### Problem requirements
In the records below, how many lines hold the word "right"? Give only the number.

(Data for this task)

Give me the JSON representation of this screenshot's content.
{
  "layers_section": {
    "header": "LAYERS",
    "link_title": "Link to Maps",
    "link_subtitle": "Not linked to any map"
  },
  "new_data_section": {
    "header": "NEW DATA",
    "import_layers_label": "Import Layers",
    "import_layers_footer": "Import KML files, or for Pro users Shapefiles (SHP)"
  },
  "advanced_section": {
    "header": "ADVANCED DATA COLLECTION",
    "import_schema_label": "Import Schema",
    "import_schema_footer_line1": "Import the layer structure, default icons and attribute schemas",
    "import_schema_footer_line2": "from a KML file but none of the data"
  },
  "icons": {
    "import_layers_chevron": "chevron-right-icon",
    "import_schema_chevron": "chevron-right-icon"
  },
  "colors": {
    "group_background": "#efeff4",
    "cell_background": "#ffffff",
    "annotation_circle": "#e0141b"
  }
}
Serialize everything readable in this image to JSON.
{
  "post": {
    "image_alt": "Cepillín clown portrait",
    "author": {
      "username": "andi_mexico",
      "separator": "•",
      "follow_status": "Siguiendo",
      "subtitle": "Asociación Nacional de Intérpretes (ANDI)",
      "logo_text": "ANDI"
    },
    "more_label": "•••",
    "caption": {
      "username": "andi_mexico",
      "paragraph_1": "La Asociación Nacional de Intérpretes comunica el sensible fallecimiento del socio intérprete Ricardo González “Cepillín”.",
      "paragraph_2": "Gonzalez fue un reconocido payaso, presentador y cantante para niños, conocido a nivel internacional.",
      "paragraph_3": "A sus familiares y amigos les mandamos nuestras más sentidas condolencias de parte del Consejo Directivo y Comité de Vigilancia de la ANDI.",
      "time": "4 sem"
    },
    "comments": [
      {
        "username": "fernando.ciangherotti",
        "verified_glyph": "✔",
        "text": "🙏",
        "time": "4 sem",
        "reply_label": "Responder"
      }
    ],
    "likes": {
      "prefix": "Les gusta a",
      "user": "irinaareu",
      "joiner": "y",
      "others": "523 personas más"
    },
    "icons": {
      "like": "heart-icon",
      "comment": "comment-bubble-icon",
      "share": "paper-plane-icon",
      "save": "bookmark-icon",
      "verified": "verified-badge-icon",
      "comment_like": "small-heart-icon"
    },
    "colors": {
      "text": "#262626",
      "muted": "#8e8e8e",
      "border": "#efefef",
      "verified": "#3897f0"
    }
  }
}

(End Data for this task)
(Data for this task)

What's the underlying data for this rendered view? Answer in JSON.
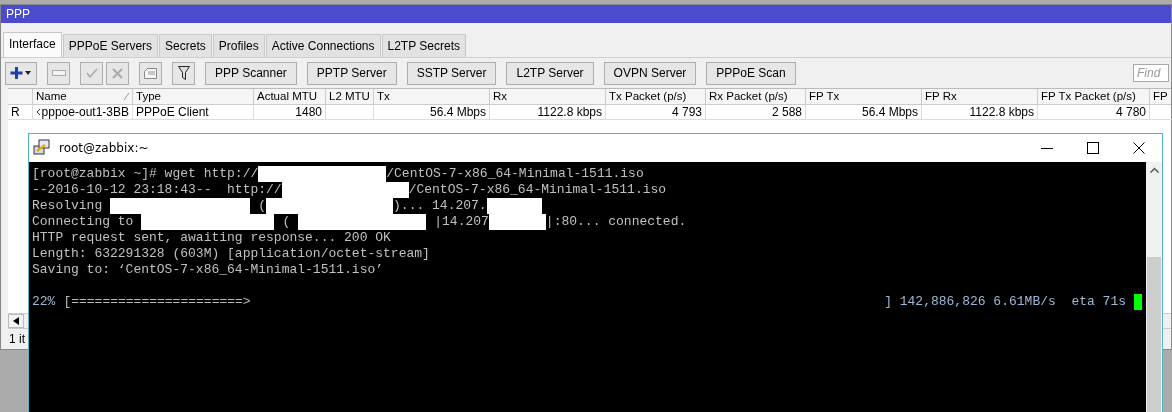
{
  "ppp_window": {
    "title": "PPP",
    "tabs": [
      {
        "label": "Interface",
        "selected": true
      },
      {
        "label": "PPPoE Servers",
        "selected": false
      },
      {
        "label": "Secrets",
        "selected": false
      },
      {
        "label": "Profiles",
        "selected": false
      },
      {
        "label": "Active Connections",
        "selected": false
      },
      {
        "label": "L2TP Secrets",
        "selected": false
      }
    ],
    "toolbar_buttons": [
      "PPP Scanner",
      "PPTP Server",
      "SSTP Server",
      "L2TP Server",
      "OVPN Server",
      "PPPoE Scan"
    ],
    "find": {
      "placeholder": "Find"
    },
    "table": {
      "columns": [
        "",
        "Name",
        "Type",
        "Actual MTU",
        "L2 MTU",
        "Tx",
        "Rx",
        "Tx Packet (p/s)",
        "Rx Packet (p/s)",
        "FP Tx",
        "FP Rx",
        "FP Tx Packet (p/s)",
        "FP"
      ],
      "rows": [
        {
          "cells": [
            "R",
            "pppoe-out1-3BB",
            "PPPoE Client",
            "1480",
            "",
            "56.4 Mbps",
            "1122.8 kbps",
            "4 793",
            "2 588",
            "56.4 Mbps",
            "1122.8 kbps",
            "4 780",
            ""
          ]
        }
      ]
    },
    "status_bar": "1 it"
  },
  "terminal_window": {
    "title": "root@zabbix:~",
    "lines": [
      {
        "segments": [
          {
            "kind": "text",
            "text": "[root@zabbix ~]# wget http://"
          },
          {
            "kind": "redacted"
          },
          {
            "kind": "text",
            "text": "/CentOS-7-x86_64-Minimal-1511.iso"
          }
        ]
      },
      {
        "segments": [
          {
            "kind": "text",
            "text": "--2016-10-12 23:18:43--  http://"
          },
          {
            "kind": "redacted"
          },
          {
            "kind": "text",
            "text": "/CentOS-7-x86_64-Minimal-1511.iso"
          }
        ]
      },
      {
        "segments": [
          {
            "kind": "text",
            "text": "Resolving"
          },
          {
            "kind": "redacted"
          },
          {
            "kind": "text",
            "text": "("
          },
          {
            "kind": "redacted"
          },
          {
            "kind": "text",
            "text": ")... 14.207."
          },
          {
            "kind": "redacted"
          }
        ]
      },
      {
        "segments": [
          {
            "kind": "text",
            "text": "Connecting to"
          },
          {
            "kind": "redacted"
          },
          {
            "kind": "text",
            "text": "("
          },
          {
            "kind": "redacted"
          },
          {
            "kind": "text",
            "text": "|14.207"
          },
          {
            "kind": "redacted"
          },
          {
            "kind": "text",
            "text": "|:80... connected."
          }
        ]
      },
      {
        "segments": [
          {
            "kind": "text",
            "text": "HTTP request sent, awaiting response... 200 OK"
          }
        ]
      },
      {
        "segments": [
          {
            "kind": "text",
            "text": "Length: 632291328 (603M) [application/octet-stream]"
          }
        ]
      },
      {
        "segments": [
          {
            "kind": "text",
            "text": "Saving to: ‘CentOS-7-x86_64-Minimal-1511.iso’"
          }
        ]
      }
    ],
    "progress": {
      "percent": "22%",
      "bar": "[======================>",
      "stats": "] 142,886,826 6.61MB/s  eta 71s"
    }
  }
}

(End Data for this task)

### Written solution
2